In his book "The Audacity of Hope," Barack Obama acknowledged that "sometimes there are facts that cannot be spun, just as an argument about whether it's raining can usually be settled by stepping outside." Checking the conditions outside is precisely what The Washington Times failed to do before conveying, without balance or rebuttal, the claim by Bob Deans of the Natural Resources Defense Council that "there is no doubt that global temperatures are increasing" ("Maverick geologist lauds greenhouse gas," Plugged in, Tuesday).
It was bad enough to enable the NRDC spokesman's ritual claim of just how gauche it is to challenge science that has been declared "settled" without calling on him to enlighten readers as to when it was settled or what settled it. Even worse, the temperatures, like the rain, are easily accessible thanks to satellites placed in service in the late 1970s in response to the panic over supposed man-made global cooling. These satellites reveal that there has been no statistically significant warming for the past 13 years, a rapid cooling for the past eight years and otherwise plenty of doubt that global temperatures are increasing.

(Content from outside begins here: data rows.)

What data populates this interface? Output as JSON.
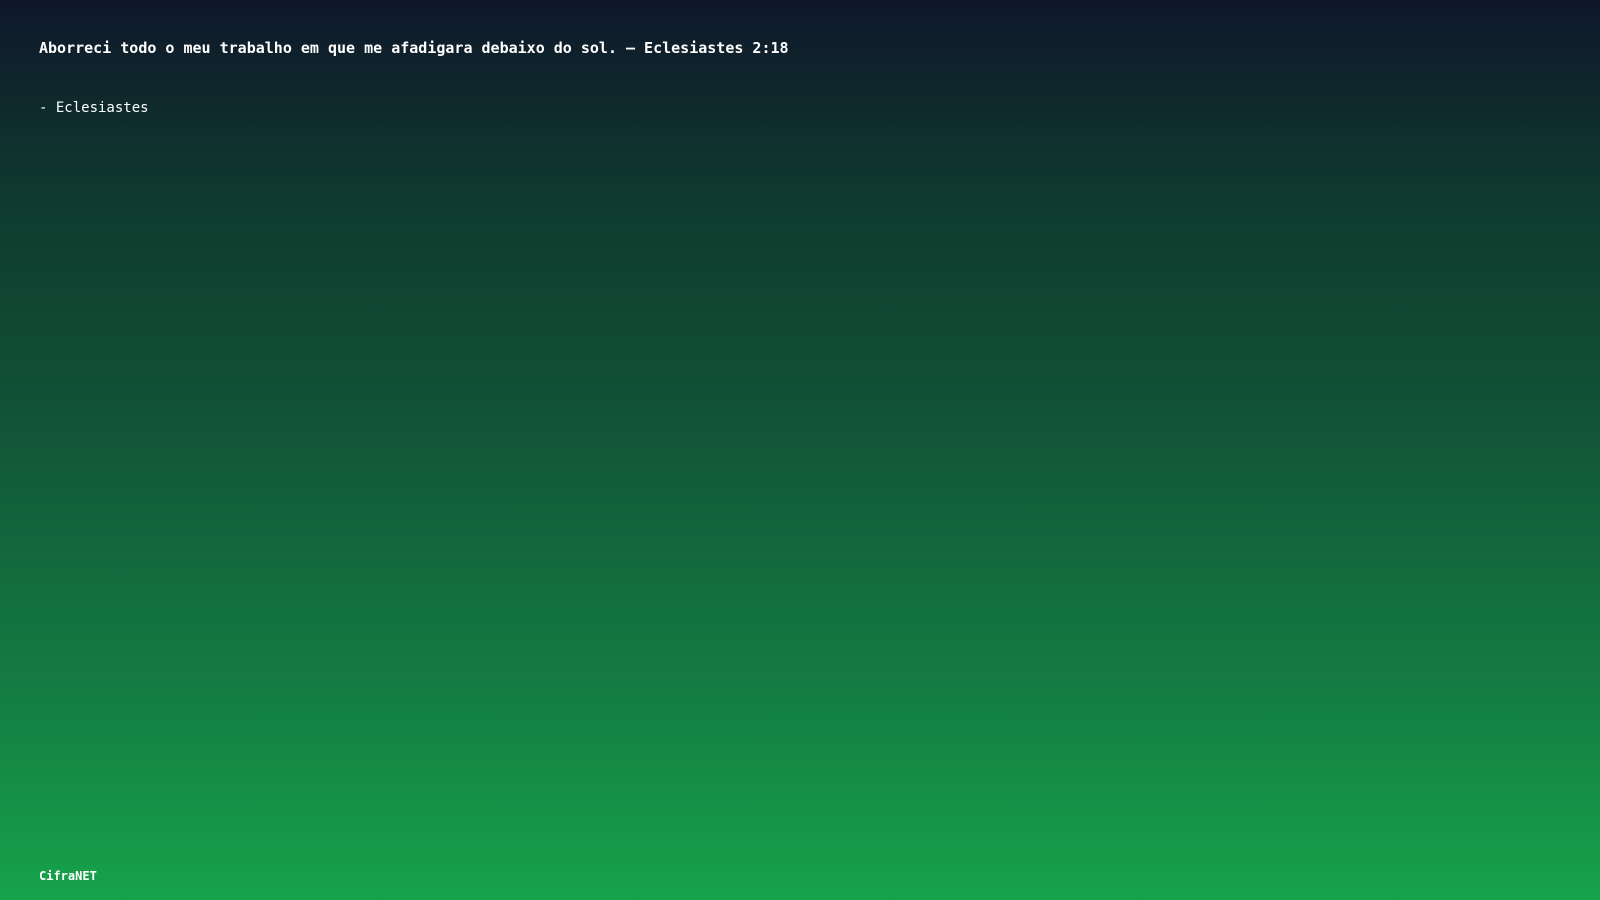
{
  "quote": {
    "text": "Aborreci todo o meu trabalho em que me afadigara debaixo do sol. — Eclesiastes 2:18",
    "author": "- Eclesiastes"
  },
  "footer": {
    "brand": "CifraNET"
  },
  "colors": {
    "gradient_top": "#0f172a",
    "gradient_bottom": "#16a34a",
    "text": "#ffffff"
  }
}
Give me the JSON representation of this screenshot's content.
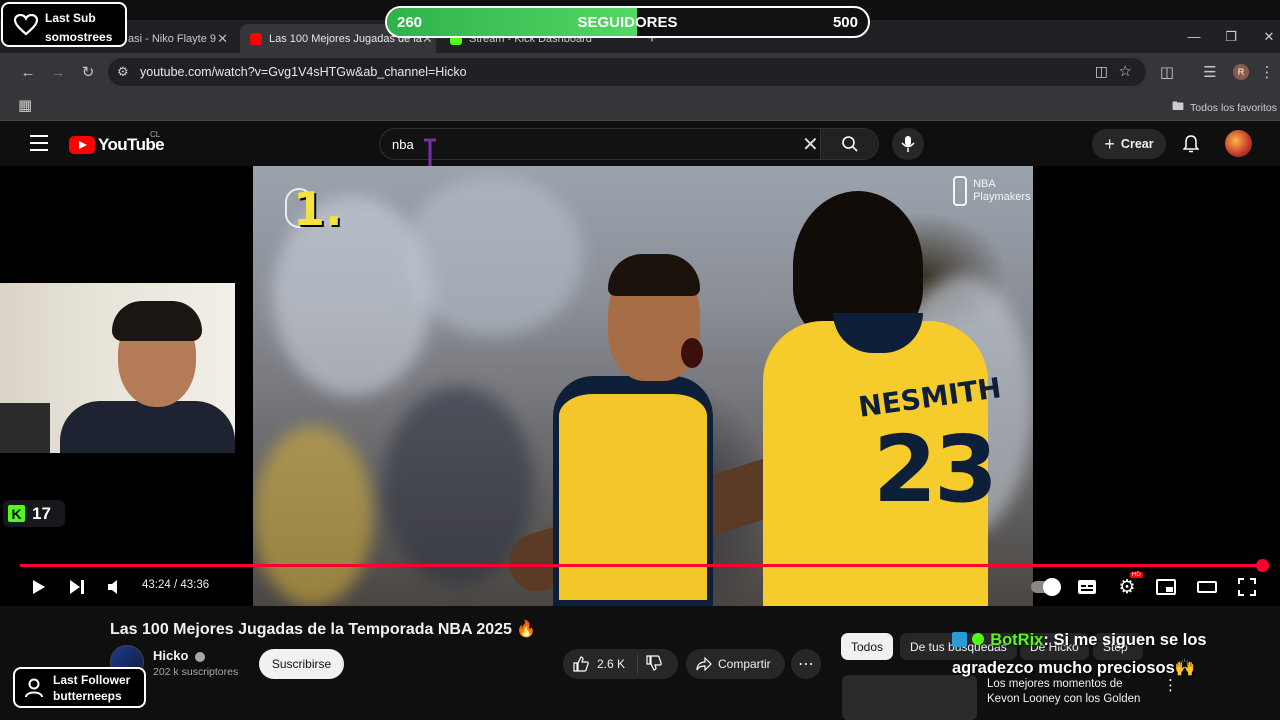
{
  "browser": {
    "tabs": [
      {
        "title": "asi - Niko Flayte 9",
        "close": "✕"
      },
      {
        "title": "Las 100 Mejores Jugadas de la",
        "close": "✕"
      },
      {
        "title": "Stream - Kick Dashboard",
        "close": ""
      }
    ],
    "new_tab": "+",
    "url": "youtube.com/watch?v=Gvg1V4sHTGw&ab_channel=Hicko",
    "bookmarks_folder": "Todos los favoritos",
    "profile_initial": "R"
  },
  "youtube": {
    "logo_text": "YouTube",
    "country": "CL",
    "search_value": "nba",
    "create_label": "Crear"
  },
  "video": {
    "rank_label": "1.",
    "watermark_line1": "NBA",
    "watermark_line2": "Playmakers",
    "jersey_name": "NESMITH",
    "jersey_number": "23",
    "current_time": "43:24",
    "duration": "43:36",
    "time_display": "43:24 / 43:36",
    "progress_fraction": 0.995,
    "hd_badge": "HD"
  },
  "meta": {
    "title": "Las 100 Mejores Jugadas de la Temporada NBA 2025 🔥",
    "channel_name": "Hicko",
    "subscribers": "202 k suscriptores",
    "subscribe_label": "Suscribirse",
    "likes": "2.6 K",
    "share_label": "Compartir"
  },
  "chips": [
    {
      "label": "Todos",
      "selected": true
    },
    {
      "label": "De tus búsquedas",
      "selected": false
    },
    {
      "label": "De Hicko",
      "selected": false
    },
    {
      "label": "Step",
      "selected": false
    }
  ],
  "recommendation": {
    "line1": "Los mejores momentos de",
    "line2": "Kevon Looney con los Golden"
  },
  "overlay": {
    "last_sub_line1": "Last Sub",
    "last_sub_line2": "somostrees",
    "followers_current": "260",
    "followers_label": "SEGUIDORES",
    "followers_goal": "500",
    "followers_fraction": 0.52,
    "viewer_count": "17",
    "kick_letter": "K",
    "last_follower_line1": "Last Follower",
    "last_follower_line2": "butterneeps",
    "chat_user": "BotRix",
    "chat_text": ": Si me siguen se los agradezco mucho preciosos🙌"
  },
  "colors": {
    "yt_red": "#ff0000",
    "progress_red": "#ff0033",
    "kick_green": "#53fc18",
    "followers_green": "#2fb24a",
    "jersey_yellow": "#f6cb2c",
    "jersey_navy": "#0e1f3a"
  }
}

It is the job of the media to challenge, not perpetuate, such claims, particularly when the taxpayer spends many millions of dollars each year for the privilege of obtaining information that is proclaimed critically important and yet officially ignored in the rush to adopt a desired agenda.